Breach of the Budapest Memorandum
Both Kremlin and Allies of Washington resorted to economic pressures over Ukraine to influence its politics. With the former resorting to oil and gas payment bailout, the later choose to lure Ukraine through IMF bailout packages and free trade benefits of joining the European Union. That is, the aforementioned assurances of territorial integrity, sovereignty and refrain from the use of force were clearly violated by annexation of Crimea and a purported West backed Pro-Democracy demonstrations at Kiev.
It is by now clear that the signatories together have violated the terms of Budapest Memorandum but refuse to accept their fallacy.

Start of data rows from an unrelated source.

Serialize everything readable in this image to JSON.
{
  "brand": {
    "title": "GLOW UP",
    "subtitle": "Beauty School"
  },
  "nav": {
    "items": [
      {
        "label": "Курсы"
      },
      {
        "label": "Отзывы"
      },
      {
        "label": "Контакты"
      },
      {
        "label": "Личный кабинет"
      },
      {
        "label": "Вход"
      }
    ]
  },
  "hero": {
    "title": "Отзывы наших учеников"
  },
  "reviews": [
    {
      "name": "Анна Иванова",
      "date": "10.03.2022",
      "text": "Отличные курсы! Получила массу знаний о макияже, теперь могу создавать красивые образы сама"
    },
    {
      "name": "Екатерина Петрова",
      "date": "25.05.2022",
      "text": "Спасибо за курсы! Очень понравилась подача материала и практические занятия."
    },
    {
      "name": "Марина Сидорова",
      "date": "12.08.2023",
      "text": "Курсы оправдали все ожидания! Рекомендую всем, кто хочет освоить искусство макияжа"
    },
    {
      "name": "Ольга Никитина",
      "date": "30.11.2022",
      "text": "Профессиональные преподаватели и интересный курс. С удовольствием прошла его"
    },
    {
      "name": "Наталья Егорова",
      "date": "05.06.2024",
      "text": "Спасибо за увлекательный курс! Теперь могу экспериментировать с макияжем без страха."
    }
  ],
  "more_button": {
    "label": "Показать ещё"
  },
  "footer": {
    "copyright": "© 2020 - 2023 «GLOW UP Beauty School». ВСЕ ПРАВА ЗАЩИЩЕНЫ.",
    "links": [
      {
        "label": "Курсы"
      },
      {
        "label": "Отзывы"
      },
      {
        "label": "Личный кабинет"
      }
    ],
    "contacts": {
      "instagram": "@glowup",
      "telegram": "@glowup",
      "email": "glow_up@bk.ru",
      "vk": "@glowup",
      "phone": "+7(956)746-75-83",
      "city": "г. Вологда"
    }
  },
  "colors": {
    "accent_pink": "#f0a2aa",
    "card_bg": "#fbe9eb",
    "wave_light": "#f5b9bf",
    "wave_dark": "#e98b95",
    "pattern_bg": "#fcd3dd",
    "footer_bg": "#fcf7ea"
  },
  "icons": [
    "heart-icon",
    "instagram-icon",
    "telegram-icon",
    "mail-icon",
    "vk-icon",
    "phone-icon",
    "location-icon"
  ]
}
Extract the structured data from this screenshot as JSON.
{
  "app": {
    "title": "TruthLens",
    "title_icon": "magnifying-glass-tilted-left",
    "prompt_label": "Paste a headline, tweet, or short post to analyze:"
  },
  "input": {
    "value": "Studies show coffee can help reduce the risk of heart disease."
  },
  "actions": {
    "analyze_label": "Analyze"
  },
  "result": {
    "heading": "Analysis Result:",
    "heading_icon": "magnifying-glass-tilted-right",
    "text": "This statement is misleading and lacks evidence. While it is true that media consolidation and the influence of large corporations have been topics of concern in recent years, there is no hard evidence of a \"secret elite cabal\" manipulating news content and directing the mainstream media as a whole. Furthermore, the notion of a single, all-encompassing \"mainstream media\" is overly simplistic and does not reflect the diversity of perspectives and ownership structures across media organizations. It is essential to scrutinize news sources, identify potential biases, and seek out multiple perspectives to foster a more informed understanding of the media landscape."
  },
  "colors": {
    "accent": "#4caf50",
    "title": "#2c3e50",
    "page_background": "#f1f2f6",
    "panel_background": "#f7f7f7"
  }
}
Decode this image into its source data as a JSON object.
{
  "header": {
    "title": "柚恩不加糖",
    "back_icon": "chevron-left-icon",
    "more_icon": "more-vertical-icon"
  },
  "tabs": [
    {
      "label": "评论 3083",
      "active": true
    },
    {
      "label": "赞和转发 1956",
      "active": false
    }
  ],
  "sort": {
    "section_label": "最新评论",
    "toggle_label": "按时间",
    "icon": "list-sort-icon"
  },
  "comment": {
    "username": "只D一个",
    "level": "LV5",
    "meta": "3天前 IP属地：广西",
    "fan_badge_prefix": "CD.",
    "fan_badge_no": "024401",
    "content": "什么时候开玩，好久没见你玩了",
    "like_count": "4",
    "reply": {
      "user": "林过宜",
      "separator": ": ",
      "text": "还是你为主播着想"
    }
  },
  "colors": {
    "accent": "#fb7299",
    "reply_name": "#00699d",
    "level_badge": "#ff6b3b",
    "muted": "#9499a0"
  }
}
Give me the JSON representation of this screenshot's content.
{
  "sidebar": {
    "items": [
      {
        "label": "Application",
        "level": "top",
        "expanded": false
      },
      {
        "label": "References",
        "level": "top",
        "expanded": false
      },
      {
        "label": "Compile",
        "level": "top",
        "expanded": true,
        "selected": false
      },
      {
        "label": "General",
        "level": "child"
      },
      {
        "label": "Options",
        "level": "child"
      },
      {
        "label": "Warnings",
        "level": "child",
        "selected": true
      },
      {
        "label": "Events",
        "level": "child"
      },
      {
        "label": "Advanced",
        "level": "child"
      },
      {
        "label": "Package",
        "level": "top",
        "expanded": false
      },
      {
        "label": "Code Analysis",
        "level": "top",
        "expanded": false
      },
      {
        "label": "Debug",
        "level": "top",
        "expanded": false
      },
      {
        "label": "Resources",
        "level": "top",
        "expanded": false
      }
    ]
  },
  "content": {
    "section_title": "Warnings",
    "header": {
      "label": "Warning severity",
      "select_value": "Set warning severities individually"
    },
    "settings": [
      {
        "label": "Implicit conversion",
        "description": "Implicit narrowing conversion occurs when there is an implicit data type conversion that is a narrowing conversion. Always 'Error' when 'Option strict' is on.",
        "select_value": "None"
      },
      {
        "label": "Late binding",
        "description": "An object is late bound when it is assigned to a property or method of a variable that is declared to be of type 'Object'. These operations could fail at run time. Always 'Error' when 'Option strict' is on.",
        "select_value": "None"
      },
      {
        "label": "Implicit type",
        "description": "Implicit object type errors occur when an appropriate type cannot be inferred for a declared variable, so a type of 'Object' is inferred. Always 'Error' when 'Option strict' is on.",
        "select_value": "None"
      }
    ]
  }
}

So, if Ukraine had not given up its nuclear stock pile, then would Kremlin be as capable to use force to abrogate the territorial integrity and sovereignty of Ukraine? And, in that case, would the United States of America be potent enough to support a pro-democracy coup and installment of a pro-western government?
Implications of the umbrella protection
The answers to these questions seem to be a strong “no”. Nuclear deterrence would have been a credible alternative to the protection umbrella of Russia. Recently, China developed its long range missile Dongfeng-31B, which has a range of 10,000 km and includes Europe and West coast of United States under its horizon. Further, it is capable of mounting multiple nuclear warheads. This is also a potential threat to the already dispute-embroiled region.
East Japan, South Korea, Philippines and Australia are amongst the many nations in the region with deeper military engagement with the USA, and enjoy its ‘nuclear protection umbrella’. This situation is no different from the prior existing situation in Ukraine with just a change in umbrella provider. With the precedents set by the US and Russia in Ukraine, it seems plausible that these East Asia nations would like to rejig their nuclear doctrine.
A cold war may not be at the corner, but if similar precedents are left by these two old cold war rivals elsewhere, there is all reason to believe that many nations with a threat perception would like to rethink the narrative of nuclear disarmament.
In such a situation the only alternative would be similar to India’s nuclear doctrine of “credible minimum deterrence”. Another nuclear arms race may not be at the corner; however, a realization of nuclear deterrence may sweep nations-states, especially Asians.